All in all, 200 or so Tu-104s were produced between 1955 and 1960. The only other civilian operator besides Aeroflot was Československé Státní Aerolinie (ČSA), in other words the Czechoslovak state airlines, which operated 6 aircraft between 1957 and 1974.
Aeroflot retired its last Tu-104 in March 1979, soon after a crash of another Tu-104 which had resulted in the death of 58 of the 119 people on board. Tragically, 35 or so Tu-104s, including 2 ČSA aircraft, in other words 1 aircraft in 6 (!), were lost in accidents over a period of little more than 20 years – an appallingly high figure. Close to 1 150 people lost their lives. Let me be brutal here: the Tu-104 was an unstable, unsafe, unreliable, poorly designed and dangerous aircraft. Its continued use demonstrated a cruel disrespect for human life on the part of the Soviet government.
In the unlikely event that you wanted to know what happened to the Tu-104 which came to Canada 65 years ago this month, please read the following.
The aircraft received a new registration in February 1960 but kept on flying with Aeroflot. In January 1961, however, it was transferred to the Omskiy Letno-tekhnicheskiy Kolledzh Grazhdanskoy Aviatsii, in other words the Omsk flight technical college of civil aviation, for use as a teaching aid. The aircraft was officially decommissioned in March, only 3 years, yes, yes, only 3 years after going into service. It was scrapped several / many years later.
Stay safe, my reading friend, and keep both feet firmly on the ground.
Profuse apologies for the infernal length of the second part of this article.

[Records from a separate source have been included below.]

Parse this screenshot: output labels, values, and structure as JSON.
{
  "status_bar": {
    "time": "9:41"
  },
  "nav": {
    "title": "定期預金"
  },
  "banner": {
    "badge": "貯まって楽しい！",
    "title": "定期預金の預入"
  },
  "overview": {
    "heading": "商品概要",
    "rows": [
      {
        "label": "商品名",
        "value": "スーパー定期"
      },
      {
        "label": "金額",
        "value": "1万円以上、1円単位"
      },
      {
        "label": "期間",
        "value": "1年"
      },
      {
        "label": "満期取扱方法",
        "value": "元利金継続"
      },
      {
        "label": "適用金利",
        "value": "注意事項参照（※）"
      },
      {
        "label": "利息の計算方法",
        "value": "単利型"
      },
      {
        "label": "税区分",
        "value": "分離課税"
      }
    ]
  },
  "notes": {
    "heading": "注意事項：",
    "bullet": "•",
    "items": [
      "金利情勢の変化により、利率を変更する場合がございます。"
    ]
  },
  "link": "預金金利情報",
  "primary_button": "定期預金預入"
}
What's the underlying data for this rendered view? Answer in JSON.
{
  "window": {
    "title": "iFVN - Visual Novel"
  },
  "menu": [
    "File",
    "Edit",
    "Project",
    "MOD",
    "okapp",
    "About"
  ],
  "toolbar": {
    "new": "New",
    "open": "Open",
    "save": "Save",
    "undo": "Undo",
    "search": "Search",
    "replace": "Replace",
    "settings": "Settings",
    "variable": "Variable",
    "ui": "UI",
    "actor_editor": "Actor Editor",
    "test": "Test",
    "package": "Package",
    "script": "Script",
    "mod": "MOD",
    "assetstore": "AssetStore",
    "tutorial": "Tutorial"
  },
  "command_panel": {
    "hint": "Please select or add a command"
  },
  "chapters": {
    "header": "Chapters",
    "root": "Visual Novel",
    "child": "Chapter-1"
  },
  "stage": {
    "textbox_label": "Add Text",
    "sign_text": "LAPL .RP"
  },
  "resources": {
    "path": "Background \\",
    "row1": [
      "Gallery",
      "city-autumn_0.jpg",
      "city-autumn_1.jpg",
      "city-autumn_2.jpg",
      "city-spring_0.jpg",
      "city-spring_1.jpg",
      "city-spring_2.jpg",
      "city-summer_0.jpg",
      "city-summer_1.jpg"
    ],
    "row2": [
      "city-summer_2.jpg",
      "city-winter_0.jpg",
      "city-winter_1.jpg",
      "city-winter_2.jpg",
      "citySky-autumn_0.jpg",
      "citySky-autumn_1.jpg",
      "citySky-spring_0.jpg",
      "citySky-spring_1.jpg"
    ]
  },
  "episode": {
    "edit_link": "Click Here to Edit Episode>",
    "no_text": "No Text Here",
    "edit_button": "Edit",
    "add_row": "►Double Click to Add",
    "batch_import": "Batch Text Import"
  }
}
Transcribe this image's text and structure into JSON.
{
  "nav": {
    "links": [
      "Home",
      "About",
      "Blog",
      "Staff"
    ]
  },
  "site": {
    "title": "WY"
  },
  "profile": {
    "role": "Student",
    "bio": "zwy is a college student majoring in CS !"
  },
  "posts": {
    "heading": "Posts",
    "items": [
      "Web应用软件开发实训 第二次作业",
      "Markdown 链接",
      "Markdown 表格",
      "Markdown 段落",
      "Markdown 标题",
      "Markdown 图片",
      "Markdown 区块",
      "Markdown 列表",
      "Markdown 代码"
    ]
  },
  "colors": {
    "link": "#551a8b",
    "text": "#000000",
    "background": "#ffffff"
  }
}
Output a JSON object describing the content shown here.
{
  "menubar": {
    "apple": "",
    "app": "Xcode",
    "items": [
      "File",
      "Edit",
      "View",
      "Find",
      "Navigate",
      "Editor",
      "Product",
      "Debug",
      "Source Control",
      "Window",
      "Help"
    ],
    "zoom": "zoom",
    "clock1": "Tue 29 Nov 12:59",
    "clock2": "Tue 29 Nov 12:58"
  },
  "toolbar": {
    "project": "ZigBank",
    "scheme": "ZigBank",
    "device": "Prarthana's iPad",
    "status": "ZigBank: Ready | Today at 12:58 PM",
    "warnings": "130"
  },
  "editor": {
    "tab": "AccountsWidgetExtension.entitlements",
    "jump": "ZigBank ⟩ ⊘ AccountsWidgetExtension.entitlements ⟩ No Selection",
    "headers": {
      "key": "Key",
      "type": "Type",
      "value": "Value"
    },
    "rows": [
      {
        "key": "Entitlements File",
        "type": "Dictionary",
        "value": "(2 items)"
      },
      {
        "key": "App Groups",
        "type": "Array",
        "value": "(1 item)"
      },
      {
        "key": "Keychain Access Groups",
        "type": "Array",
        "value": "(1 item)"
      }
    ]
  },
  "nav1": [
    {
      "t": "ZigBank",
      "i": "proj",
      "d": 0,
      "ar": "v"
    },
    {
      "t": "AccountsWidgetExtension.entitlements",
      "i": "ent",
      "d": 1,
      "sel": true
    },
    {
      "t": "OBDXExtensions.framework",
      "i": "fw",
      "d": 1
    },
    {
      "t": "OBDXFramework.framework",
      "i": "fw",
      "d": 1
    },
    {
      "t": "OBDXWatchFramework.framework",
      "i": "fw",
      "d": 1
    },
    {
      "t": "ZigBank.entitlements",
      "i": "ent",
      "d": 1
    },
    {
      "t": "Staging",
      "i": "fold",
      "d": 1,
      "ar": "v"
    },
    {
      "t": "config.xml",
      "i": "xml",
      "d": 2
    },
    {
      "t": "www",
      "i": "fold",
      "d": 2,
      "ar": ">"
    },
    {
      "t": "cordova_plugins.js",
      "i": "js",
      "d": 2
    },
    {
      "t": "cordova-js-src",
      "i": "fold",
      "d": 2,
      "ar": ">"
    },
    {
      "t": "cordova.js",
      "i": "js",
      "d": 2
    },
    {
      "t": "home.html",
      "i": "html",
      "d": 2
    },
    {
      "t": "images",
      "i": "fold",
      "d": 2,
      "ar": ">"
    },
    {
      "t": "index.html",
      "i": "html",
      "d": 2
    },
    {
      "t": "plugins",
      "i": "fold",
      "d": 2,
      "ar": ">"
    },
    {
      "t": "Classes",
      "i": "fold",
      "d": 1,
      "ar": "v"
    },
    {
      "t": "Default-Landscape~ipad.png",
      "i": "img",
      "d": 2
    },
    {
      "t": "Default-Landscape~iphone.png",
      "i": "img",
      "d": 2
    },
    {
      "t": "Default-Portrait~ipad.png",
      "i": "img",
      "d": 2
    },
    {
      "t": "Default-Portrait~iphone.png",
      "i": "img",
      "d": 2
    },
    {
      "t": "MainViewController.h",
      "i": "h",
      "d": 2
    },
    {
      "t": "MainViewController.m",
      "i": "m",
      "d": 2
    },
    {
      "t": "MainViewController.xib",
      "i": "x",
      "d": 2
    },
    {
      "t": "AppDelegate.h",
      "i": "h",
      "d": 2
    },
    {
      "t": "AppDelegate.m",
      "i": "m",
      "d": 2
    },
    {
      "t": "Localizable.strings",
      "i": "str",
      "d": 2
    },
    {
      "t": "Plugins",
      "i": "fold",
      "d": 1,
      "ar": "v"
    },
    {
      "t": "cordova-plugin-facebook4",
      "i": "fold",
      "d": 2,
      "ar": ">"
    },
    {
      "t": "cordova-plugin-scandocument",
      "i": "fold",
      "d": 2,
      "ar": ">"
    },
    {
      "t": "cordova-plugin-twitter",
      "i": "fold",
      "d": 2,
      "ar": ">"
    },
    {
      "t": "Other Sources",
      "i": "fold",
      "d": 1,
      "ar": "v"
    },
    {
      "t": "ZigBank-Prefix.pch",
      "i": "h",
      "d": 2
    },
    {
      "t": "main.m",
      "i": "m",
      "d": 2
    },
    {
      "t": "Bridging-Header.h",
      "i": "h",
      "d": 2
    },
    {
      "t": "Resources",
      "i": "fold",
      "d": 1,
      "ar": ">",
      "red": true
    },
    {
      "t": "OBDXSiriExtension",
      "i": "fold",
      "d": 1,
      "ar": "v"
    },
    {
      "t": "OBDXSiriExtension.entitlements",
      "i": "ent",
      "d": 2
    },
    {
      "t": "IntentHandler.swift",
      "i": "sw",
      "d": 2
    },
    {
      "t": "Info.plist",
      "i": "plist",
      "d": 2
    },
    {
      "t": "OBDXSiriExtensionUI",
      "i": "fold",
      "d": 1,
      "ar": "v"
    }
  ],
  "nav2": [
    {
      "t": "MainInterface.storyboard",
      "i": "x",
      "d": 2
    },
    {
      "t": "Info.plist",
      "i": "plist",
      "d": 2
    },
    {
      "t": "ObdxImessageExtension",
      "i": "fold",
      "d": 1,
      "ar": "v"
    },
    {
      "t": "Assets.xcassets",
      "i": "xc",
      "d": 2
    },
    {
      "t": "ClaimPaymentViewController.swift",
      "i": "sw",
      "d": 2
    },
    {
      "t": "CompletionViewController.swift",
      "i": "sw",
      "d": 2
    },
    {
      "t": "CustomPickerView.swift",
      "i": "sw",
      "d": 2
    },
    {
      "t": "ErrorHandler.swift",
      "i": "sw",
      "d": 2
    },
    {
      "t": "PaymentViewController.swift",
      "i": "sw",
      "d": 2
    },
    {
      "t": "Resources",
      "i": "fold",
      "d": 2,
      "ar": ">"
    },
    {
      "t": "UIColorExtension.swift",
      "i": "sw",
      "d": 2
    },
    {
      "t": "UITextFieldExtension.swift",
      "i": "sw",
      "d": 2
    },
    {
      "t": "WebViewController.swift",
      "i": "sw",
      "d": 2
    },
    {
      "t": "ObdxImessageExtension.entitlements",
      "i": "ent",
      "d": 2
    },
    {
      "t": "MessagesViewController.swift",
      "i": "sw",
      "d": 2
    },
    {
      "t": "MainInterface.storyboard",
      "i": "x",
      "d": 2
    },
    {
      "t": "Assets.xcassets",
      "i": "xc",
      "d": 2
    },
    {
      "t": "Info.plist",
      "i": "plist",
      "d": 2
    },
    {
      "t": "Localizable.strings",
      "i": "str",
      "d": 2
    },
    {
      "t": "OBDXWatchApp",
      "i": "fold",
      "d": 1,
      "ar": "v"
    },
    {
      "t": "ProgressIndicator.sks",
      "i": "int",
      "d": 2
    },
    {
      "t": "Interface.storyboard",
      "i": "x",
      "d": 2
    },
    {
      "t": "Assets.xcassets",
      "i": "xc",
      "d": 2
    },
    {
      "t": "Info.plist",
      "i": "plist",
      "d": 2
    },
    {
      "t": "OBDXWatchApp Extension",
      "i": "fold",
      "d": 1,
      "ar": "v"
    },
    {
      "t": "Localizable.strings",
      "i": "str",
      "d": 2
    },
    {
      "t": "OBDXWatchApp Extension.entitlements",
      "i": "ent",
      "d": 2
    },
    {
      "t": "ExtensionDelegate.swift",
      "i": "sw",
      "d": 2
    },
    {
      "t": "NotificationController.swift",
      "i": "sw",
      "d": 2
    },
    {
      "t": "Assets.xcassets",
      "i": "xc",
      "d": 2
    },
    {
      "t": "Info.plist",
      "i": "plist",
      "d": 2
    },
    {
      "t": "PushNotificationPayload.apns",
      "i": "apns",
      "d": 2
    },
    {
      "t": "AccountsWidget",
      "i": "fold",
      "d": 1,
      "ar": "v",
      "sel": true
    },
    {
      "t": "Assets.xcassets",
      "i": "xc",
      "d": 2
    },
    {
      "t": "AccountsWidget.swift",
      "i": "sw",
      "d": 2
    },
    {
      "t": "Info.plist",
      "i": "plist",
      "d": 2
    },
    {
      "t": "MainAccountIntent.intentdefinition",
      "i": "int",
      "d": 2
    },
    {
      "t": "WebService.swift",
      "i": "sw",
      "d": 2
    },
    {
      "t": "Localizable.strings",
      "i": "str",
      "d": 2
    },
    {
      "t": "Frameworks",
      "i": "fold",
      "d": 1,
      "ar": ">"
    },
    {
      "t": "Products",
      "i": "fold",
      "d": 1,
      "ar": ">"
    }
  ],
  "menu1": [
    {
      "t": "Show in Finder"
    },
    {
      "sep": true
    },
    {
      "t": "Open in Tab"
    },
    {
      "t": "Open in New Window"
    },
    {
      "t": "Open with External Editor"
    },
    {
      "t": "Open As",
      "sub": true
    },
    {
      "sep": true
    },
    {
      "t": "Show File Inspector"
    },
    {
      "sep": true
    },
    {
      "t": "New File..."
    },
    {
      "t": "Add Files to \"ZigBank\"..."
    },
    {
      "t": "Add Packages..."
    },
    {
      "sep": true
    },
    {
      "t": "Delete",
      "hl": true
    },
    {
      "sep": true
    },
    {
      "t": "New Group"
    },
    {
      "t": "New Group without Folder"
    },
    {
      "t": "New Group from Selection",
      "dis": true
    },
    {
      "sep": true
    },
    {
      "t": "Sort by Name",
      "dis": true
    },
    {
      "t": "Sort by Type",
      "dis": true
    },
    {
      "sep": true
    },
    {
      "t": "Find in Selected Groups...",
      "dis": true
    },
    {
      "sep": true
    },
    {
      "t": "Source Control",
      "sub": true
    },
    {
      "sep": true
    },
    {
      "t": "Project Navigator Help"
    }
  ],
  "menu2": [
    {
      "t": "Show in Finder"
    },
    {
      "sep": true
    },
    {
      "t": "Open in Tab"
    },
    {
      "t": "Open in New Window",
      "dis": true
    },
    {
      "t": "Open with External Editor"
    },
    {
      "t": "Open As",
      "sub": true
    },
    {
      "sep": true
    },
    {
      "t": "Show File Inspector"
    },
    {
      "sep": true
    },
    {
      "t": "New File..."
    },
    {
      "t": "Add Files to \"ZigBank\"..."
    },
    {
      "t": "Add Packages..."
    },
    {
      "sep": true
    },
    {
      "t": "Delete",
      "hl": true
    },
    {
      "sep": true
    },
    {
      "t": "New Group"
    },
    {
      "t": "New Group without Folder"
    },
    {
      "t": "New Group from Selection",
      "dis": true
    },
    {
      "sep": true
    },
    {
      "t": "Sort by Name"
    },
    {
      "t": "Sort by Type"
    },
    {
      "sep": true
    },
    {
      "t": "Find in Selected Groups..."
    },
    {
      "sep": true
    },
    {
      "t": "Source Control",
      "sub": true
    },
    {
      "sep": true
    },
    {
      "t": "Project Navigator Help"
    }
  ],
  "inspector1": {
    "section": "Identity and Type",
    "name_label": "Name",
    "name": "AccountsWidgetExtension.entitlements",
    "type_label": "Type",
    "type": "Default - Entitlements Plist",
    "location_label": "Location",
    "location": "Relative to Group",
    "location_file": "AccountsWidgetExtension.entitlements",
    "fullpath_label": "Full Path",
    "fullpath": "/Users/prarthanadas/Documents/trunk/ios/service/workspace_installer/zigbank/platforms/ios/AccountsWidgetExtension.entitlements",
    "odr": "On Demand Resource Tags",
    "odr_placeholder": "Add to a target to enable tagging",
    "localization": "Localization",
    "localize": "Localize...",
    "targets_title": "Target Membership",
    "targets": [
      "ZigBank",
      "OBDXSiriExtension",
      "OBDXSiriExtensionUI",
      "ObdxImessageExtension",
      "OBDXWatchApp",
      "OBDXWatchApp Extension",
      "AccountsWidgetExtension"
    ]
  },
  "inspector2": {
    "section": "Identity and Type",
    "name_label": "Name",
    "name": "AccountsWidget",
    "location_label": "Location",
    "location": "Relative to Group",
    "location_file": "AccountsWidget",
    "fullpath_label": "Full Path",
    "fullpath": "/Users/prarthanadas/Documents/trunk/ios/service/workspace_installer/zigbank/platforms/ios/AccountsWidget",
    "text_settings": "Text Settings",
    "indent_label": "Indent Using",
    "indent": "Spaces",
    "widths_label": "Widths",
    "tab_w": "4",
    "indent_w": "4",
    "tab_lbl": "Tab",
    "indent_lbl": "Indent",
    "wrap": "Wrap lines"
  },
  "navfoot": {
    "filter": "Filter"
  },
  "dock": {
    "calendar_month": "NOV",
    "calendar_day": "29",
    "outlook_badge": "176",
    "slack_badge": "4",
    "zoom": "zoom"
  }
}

Yours truly unexpectedly came across interesting factoids after locking in position other June topics. I will endeavour not to do that again.